All over the world, media has taken notice of our message of justice, human rights, and love. You can read about our presence in the Washington Post:
Today, as you might have heard, the U.S. Supreme Court issued its ruling on the constitutionality of Arizona’s SB1070. The court struck down several provisions of the law as unconstitutional. However, for now, the “show me papers” provision of the law, which will invariably lead to racial profiling and egregious civil right violations, remains in place.
“We never had faith in the Depart of Justice Supreme Court case,” says Puente, Arizona. “We have faith in our people.
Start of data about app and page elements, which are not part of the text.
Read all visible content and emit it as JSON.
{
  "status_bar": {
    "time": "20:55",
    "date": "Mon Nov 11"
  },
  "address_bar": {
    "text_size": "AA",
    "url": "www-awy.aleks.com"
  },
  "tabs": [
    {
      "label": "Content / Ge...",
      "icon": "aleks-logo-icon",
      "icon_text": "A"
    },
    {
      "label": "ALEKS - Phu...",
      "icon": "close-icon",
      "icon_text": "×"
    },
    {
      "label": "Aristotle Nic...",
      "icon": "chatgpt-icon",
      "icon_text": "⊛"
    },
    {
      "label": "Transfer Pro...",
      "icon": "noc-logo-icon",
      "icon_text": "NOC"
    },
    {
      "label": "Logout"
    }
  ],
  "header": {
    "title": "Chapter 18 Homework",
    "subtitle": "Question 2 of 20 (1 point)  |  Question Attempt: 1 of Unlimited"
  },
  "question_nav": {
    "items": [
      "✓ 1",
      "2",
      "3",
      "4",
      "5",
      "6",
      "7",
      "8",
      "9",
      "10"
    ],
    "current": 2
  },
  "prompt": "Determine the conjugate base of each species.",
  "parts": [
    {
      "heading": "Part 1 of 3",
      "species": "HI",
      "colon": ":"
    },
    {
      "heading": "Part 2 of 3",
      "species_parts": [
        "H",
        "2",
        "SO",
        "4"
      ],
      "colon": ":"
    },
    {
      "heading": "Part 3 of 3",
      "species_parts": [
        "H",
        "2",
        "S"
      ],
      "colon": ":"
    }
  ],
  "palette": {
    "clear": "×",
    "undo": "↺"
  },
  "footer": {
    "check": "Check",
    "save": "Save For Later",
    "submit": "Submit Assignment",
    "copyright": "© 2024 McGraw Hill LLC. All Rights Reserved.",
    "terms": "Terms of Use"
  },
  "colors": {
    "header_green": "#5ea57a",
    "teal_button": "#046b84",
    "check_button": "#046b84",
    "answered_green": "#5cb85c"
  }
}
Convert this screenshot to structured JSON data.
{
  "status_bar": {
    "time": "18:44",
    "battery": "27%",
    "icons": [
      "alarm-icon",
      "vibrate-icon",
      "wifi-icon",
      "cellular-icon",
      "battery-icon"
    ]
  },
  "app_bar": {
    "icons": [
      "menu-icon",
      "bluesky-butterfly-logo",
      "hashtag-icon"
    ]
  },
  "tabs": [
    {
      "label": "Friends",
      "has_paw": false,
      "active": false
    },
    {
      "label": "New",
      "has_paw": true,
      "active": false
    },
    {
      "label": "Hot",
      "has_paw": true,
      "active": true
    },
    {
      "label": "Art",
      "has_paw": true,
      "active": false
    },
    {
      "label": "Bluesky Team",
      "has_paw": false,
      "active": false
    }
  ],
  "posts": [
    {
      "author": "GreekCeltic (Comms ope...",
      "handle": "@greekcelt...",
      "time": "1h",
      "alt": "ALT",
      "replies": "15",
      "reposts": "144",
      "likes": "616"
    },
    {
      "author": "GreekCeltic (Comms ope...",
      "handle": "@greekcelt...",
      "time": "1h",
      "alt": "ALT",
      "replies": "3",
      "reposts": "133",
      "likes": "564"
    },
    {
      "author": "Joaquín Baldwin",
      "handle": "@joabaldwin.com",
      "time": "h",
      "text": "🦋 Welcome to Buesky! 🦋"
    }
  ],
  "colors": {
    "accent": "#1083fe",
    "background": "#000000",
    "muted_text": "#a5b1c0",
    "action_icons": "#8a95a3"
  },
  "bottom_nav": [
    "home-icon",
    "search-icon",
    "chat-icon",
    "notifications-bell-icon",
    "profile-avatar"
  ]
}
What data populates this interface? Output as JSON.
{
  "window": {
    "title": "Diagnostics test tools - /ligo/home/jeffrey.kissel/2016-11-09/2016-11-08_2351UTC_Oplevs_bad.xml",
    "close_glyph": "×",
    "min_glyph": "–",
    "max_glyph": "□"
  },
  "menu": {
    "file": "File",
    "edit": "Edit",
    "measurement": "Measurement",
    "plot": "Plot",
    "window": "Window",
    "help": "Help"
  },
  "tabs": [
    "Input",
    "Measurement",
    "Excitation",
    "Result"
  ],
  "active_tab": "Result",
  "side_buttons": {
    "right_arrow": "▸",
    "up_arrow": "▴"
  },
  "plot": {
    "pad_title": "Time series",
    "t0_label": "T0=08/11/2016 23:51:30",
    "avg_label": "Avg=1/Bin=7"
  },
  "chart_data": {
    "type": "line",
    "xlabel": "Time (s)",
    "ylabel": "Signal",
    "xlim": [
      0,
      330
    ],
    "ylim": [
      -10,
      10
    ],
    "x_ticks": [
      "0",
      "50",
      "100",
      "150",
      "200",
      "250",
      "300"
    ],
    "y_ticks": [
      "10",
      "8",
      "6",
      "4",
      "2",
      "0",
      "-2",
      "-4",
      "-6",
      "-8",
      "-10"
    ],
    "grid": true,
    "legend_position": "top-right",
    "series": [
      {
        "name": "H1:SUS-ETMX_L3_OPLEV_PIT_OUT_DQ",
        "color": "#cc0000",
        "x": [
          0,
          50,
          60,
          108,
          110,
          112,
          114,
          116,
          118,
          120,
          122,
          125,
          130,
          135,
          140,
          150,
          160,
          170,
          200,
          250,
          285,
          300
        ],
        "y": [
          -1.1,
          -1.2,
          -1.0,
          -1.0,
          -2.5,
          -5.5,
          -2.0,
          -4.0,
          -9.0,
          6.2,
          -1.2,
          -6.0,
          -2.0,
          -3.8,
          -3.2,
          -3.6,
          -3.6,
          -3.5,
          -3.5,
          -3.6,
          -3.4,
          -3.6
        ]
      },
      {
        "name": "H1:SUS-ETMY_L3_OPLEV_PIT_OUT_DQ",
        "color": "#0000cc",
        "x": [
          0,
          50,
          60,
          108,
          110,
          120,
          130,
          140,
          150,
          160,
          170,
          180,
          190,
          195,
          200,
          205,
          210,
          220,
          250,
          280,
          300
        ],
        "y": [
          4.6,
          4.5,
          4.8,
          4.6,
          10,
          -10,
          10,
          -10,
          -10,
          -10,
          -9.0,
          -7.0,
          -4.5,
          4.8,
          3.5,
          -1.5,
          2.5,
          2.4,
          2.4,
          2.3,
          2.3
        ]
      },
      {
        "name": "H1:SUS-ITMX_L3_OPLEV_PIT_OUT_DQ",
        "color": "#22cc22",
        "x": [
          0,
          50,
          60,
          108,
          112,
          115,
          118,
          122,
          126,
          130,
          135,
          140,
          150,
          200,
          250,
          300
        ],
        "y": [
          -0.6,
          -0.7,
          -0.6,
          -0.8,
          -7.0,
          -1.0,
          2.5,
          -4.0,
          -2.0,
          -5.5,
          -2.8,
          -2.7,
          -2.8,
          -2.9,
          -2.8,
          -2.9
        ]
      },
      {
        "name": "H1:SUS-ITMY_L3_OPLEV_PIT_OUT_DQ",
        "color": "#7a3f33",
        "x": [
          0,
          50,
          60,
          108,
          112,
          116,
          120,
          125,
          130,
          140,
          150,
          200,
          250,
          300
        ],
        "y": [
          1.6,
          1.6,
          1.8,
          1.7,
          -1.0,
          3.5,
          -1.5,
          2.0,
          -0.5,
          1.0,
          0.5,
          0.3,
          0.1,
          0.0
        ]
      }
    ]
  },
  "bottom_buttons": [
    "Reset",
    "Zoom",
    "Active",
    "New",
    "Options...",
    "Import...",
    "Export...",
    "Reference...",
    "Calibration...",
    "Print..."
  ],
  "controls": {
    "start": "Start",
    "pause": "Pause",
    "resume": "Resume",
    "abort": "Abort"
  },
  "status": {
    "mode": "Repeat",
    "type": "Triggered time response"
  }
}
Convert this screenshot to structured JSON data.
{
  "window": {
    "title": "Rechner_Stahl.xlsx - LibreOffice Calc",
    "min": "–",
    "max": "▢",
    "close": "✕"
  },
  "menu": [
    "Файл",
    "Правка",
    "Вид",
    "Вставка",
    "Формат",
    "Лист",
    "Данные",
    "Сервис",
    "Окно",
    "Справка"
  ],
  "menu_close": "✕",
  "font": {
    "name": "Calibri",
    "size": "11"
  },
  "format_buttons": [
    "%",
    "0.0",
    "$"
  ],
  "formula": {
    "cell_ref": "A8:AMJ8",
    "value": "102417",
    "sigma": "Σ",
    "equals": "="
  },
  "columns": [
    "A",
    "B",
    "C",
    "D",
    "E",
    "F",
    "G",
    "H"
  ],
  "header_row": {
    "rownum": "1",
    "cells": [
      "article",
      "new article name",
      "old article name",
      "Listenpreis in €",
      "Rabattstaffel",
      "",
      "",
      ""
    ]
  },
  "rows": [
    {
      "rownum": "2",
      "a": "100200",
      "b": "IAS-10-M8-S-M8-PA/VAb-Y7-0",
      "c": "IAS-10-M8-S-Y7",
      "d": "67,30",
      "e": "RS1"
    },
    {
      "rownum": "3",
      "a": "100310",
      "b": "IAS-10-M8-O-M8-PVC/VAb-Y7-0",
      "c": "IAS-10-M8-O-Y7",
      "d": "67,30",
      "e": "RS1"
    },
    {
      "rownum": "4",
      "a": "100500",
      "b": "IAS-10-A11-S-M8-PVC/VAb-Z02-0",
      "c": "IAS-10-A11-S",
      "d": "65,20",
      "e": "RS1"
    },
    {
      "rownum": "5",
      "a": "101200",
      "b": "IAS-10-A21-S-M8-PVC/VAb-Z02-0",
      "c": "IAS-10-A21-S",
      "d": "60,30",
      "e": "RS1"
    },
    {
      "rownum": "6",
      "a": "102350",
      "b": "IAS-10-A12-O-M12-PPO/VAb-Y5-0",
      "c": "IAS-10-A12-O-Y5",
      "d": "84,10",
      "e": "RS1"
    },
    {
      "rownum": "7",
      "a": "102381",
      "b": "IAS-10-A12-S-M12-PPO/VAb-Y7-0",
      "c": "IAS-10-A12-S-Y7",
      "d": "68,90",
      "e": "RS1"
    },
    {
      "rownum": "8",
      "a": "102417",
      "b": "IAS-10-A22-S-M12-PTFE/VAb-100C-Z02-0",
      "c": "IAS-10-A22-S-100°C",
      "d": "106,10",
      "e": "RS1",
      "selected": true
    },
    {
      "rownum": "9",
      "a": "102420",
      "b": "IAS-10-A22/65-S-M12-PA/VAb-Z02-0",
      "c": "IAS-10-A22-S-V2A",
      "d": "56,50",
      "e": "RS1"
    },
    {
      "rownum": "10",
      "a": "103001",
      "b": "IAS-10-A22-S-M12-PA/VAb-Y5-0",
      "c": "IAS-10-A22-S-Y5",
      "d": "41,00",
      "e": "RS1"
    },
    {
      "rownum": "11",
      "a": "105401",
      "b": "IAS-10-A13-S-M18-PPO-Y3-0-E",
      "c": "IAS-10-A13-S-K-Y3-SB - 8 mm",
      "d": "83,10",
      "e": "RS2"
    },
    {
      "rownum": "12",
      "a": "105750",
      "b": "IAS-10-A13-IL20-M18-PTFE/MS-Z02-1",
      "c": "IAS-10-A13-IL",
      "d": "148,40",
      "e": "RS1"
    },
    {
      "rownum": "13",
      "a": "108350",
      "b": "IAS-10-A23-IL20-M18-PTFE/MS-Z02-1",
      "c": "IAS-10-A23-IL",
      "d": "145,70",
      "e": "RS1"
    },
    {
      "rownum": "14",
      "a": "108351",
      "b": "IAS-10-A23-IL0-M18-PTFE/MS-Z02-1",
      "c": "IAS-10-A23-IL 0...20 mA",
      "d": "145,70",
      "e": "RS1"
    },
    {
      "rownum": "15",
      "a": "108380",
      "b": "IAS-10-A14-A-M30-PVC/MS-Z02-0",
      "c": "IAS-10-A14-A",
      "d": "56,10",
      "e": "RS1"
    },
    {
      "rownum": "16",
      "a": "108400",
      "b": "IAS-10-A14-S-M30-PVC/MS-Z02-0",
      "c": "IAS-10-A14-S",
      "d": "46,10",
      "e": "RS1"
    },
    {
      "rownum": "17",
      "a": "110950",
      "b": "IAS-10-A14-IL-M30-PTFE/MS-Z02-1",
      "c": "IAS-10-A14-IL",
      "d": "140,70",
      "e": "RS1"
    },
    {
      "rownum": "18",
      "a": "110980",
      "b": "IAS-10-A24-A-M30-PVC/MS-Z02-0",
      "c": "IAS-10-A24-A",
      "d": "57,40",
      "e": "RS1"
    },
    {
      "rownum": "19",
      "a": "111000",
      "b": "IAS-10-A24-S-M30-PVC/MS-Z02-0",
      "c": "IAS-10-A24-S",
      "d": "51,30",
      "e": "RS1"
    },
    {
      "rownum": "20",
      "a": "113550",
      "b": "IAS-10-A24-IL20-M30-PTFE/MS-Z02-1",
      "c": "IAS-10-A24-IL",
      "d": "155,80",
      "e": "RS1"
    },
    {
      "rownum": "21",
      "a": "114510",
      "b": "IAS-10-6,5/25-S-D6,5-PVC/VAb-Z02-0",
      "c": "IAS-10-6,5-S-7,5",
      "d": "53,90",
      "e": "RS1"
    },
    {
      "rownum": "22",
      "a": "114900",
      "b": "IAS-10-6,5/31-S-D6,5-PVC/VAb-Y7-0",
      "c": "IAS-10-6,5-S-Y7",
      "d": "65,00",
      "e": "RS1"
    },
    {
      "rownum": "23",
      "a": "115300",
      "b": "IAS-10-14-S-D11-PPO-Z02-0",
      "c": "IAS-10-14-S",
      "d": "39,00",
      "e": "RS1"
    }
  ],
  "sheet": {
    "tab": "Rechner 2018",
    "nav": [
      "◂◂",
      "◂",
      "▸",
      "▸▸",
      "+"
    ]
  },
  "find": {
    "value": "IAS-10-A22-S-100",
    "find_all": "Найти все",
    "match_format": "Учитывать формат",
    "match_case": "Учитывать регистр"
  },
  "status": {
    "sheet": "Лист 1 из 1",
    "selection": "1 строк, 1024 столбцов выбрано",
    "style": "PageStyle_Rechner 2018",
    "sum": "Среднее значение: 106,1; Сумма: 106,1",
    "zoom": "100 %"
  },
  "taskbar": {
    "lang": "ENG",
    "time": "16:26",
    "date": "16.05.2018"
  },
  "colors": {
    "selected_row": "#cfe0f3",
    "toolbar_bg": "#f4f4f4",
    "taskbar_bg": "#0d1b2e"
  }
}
WE WILL NOT COMPLY!” Please watch this video:
While many of us who came to Phoenix will return to our daily lives, many of remain in Arizona in the struggle, and thousands of us have renewed our resolve to serve as moral voices and advocates for those who suffer under our nation’s broken immigration system. At a press conference in Phoenix today, UUA President Rev. Peter Morales joins our partners Puente Arizona NDLON and others in speaking out against the injustice that SB1070 represents. “Unitarian Universalists hold among our principles the affirmation of the inherent worth and dignity of every person,” says Rev. Morales. “People of faith cannot rest easy as long as any part of SB1070 continues to strip the worth and dignity from migrants and their families.”
No matter what the courts decide on SB1070, it is the people of Arizona who will have the last word. And our voices will be heard in support of dignity and fundamental fairness.
“I didn’t know what it would look like, but last night seeing you with all the candles, in the heat, all together… that’s what love looks like,” said Carlos Garcia, Director of Puente Arizona, referring to Saturday’s tent city vigil. “The people from our community couldn’t believe, as people just kept coming and coming.”
As we all know, this fundamental struggle for human rights continues. As people of faith and conscience, we must continue our acts of solidarity, our local advocacy, and our steadfast service as voices for justice.
Standing on the Side of Love
Love, love and more love to Andrea Morrison, of Winston-Salem, NC!
Here at General Assembly, Andrea donated 84 handmade Standing on the Side of Love pennants to the campaign, which we will use in our public witness. An artist, she purchased the materials, cut them out, sewed them and painted the hearts herself.
The pennants are a huge hit. Thanks, Andrea!More >